Business groups were also critical of another proposed rule that would require employers, starting July 31, to either implement specified physical distancing requirements or provide N95 respirator masks for voluntary use to employees who are not fully vaccinated.

That would require employers to track workers’ vaccination status and stockpile masks, some employers argued, putting them in competition with health care workers, especially at a time when those masks will be urgently needed during the height of fire season.

But state safety board staff member Eric Berg said the proposed rules incorporate the latest scientific evidence and have been reviewed and supported by the state Department of Public Health.

The rules, he said, reflect key differences between employees and the public at large, particularly factoring in that employees have “longer cumulative exposures” in the workplace than during casual social contact, Berg said. And, he added, allowing some workers to wear masks and others to go unmasked would create significant enforcement issues for employers and Cal/OSHA.

The Cal/OSHA regulations being considered by the board apply in almost every non-home workplace in the state where there is more than single employee, from offices and retail stores to factories and farms.

“A very large proportion of California employees will remain unvaccinated as of June 15, 2021,” the staff said in its recommendation. “Due to changes in social norms, as mask-wearing and physical distancing decline among fully vaccinated people, those precautions are likely to decline among unvaccinated and partially vaccinated people as well.”

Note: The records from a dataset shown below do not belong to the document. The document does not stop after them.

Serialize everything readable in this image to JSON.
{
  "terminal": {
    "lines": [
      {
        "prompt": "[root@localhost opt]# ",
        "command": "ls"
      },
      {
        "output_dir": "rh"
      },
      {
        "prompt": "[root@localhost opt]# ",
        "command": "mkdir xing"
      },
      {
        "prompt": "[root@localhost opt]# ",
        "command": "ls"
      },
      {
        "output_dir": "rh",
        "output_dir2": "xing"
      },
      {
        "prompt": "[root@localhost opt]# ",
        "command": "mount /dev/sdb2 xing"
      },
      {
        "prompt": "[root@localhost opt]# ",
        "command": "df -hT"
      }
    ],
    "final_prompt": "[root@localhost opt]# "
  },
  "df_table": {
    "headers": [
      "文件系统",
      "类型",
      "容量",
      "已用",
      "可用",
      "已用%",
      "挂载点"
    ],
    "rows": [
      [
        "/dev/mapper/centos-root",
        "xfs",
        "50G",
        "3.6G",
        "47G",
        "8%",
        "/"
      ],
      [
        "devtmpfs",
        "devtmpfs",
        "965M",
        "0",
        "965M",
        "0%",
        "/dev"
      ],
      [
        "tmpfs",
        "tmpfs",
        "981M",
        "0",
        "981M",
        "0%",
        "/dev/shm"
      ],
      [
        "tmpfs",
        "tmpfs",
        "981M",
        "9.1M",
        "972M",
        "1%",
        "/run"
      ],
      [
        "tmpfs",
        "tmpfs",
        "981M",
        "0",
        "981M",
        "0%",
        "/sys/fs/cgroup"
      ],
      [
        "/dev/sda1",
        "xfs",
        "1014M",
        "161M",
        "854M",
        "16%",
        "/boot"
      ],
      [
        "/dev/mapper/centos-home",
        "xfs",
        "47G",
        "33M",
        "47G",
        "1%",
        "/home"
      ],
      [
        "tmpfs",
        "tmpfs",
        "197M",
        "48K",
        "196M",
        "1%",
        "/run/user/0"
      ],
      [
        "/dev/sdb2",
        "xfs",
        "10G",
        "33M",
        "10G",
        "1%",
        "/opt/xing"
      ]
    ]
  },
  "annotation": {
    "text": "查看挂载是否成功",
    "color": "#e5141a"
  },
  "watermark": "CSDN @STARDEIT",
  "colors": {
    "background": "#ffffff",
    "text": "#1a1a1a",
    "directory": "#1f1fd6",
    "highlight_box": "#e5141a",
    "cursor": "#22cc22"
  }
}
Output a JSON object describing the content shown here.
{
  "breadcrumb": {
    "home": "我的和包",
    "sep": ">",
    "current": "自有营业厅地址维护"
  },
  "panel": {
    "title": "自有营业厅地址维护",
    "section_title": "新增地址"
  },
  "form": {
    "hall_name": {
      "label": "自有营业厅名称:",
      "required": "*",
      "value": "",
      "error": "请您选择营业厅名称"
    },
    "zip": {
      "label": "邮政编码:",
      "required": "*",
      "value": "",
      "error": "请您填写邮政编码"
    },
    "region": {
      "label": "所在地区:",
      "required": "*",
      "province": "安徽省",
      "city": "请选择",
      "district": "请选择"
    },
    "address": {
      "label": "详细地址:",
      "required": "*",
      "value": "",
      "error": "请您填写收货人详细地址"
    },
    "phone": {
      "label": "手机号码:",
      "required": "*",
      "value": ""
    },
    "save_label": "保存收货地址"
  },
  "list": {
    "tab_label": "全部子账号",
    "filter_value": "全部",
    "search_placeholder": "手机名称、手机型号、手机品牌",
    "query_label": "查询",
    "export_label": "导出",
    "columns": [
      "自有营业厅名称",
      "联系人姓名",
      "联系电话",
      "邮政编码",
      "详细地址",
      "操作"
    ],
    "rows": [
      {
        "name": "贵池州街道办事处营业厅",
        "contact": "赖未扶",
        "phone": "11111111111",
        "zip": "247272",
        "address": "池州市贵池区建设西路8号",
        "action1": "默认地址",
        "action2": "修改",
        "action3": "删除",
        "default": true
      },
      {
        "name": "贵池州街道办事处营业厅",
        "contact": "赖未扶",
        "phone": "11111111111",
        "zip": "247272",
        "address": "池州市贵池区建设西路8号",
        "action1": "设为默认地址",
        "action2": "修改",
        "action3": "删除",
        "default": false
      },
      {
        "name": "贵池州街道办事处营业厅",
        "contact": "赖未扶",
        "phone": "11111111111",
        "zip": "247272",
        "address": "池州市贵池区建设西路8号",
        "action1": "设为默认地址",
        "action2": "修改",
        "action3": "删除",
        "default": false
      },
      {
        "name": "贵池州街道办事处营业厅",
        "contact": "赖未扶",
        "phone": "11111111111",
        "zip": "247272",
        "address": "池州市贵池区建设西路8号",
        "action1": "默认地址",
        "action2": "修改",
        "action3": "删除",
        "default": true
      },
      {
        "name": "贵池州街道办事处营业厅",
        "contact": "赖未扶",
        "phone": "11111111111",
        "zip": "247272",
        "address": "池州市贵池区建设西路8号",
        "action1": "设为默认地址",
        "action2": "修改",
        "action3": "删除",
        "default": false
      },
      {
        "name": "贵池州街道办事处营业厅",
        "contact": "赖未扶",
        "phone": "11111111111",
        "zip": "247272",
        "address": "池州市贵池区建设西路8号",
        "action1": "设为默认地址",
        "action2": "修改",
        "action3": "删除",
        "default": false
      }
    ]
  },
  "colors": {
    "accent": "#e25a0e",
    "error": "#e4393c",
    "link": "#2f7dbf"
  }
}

Yet unvaccinated employees will remain at risk, particularly from more contagious variants of the virus, the staff reasoned.

More than 17.5 million of California’s nearly 40 million residents are fully vaccinated, state health officials said Thursday, and the positivity rate for the virus is 0.9%.

Gov. Gavin Newsom, who established the state reopening date of June 15, was noncommittal about what he would do if the board’s rules are adopted. Newsom has the power to override it with an executive order.

“We’ll see where they land on the rulemaking before making a determination of next steps,” he said, adding that Cal/OSHA must apply its rules to a wide variety of businesses, including places like meatpacking facilities that were hit especially hard by the virus.

He spoke outside Tommy’s Mexican Restaurant in San Francisco while announcing renewed efforts to help restaurants.

While most commenters at Thursday’s hearing opposed the board’s proposed rules, the idea of a continued mask mandate was supported by a range of unions representing teamsters, nurses, machinists, utility workers, engineers and school employees. Many advocates stressed that the pandemic is not over.

“Worksite outbreaks are still occurring,” said Maggie Robbins, an occupational health specialist with Worksafe Inc., an Oakland-based worker-advocacy group. She noted that the majority of Californians are still not fully vaccinated.

“The workplace is not the same as deciding to go to a dinner party or the gym or go to a movie,” she said. “There’s a lot of work to be done before we have a substantially immune population where we can relax more of the controls.”

“Our members continue to fall ill to the virus, and some unfortunately continue to die,” added Jassy Grewal, legislative director for the United Food and Commercial Workers Union.

Mitch Steiger, a legislative advocate for the California Labor Federation, said his organization had some concerns about the proposed rules and agreed with many employer groups that they needed to be more clearly defined and explained.

“But it goes far beyond nothing,” he said, strongly urging the board to adopt the rules.

“Frankly, I’m a little shocked by all these calls” to do away with masks at work, with people still getting sick and dying. “We have to air on the side of caution,” he said, criticizing the CDC for loosening the guidelines prematurely, “We have the opportunity here to be smarter and make a good choice about how to protect workers.”

Copyright 2021 KQED